== Source material ==
[Start of Attachment]
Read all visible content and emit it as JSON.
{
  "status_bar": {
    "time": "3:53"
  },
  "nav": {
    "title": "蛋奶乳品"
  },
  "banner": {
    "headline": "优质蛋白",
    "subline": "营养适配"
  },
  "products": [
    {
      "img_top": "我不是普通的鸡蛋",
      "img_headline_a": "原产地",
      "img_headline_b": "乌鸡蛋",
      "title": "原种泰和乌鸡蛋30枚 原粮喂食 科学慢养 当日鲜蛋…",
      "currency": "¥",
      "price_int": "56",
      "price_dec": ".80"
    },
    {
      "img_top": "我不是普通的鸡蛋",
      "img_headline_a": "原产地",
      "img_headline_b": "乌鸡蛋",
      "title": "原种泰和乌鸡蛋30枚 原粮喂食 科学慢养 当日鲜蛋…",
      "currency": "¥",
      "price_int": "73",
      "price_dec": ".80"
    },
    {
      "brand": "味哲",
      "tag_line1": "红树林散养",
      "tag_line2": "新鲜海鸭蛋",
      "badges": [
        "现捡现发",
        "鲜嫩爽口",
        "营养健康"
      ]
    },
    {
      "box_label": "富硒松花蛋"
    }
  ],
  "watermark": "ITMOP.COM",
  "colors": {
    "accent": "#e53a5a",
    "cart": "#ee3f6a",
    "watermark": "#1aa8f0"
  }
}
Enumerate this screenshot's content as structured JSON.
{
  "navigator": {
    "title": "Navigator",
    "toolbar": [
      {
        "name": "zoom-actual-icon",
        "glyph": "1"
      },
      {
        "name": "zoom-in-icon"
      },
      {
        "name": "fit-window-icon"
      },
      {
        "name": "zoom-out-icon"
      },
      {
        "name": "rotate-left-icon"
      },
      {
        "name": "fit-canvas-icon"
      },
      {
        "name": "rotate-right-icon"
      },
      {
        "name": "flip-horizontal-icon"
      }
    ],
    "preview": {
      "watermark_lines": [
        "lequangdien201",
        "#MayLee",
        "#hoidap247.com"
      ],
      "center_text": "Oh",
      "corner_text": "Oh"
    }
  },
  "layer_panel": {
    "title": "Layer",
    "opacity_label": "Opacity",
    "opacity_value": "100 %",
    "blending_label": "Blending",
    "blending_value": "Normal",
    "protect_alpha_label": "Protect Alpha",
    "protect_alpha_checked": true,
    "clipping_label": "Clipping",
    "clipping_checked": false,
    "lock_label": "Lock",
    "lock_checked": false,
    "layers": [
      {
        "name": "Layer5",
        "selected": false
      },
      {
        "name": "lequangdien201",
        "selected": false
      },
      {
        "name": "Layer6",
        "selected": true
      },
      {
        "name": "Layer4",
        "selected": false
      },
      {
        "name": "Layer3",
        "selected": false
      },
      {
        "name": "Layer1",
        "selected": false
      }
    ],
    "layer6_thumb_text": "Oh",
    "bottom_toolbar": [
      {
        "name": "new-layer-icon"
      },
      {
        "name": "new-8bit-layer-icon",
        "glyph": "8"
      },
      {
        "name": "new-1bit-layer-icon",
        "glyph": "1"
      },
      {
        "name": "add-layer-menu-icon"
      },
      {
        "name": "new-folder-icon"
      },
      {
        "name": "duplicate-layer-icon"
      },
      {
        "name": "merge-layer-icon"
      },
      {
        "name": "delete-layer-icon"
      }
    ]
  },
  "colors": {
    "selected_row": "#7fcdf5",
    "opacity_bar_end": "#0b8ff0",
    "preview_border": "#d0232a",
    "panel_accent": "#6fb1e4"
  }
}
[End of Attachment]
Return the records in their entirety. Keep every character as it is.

Read all visible content and emit it as JSON.
{
  "status_bar": {
    "time": "3:53"
  },
  "nav": {
    "title": "蛋奶乳品"
  },
  "banner": {
    "headline": "优质蛋白",
    "subline": "营养适配"
  },
  "products": [
    {
      "img_top": "我不是普通的鸡蛋",
      "img_headline_a": "原产地",
      "img_headline_b": "乌鸡蛋",
      "title": "原种泰和乌鸡蛋30枚 原粮喂食 科学慢养 当日鲜蛋…",
      "currency": "¥",
      "price_int": "56",
      "price_dec": ".80"
    },
    {
      "img_top": "我不是普通的鸡蛋",
      "img_headline_a": "原产地",
      "img_headline_b": "乌鸡蛋",
      "title": "原种泰和乌鸡蛋30枚 原粮喂食 科学慢养 当日鲜蛋…",
      "currency": "¥",
      "price_int": "73",
      "price_dec": ".80"
    },
    {
      "brand": "味哲",
      "tag_line1": "红树林散养",
      "tag_line2": "新鲜海鸭蛋",
      "badges": [
        "现捡现发",
        "鲜嫩爽口",
        "营养健康"
      ]
    },
    {
      "box_label": "富硒松花蛋"
    }
  ],
  "watermark": "ITMOP.COM",
  "colors": {
    "accent": "#e53a5a",
    "cart": "#ee3f6a",
    "watermark": "#1aa8f0"
  }
}
Enumerate this screenshot's content as structured JSON.
{
  "navigator": {
    "title": "Navigator",
    "toolbar": [
      {
        "name": "zoom-actual-icon",
        "glyph": "1"
      },
      {
        "name": "zoom-in-icon"
      },
      {
        "name": "fit-window-icon"
      },
      {
        "name": "zoom-out-icon"
      },
      {
        "name": "rotate-left-icon"
      },
      {
        "name": "fit-canvas-icon"
      },
      {
        "name": "rotate-right-icon"
      },
      {
        "name": "flip-horizontal-icon"
      }
    ],
    "preview": {
      "watermark_lines": [
        "lequangdien201",
        "#MayLee",
        "#hoidap247.com"
      ],
      "center_text": "Oh",
      "corner_text": "Oh"
    }
  },
  "layer_panel": {
    "title": "Layer",
    "opacity_label": "Opacity",
    "opacity_value": "100 %",
    "blending_label": "Blending",
    "blending_value": "Normal",
    "protect_alpha_label": "Protect Alpha",
    "protect_alpha_checked": true,
    "clipping_label": "Clipping",
    "clipping_checked": false,
    "lock_label": "Lock",
    "lock_checked": false,
    "layers": [
      {
        "name": "Layer5",
        "selected": false
      },
      {
        "name": "lequangdien201",
        "selected": false
      },
      {
        "name": "Layer6",
        "selected": true
      },
      {
        "name": "Layer4",
        "selected": false
      },
      {
        "name": "Layer3",
        "selected": false
      },
      {
        "name": "Layer1",
        "selected": false
      }
    ],
    "layer6_thumb_text": "Oh",
    "bottom_toolbar": [
      {
        "name": "new-layer-icon"
      },
      {
        "name": "new-8bit-layer-icon",
        "glyph": "8"
      },
      {
        "name": "new-1bit-layer-icon",
        "glyph": "1"
      },
      {
        "name": "add-layer-menu-icon"
      },
      {
        "name": "new-folder-icon"
      },
      {
        "name": "duplicate-layer-icon"
      },
      {
        "name": "merge-layer-icon"
      },
      {
        "name": "delete-layer-icon"
      }
    ]
  },
  "colors": {
    "selected_row": "#7fcdf5",
    "opacity_bar_end": "#0b8ff0",
    "preview_border": "#d0232a",
    "panel_accent": "#6fb1e4"
  }
}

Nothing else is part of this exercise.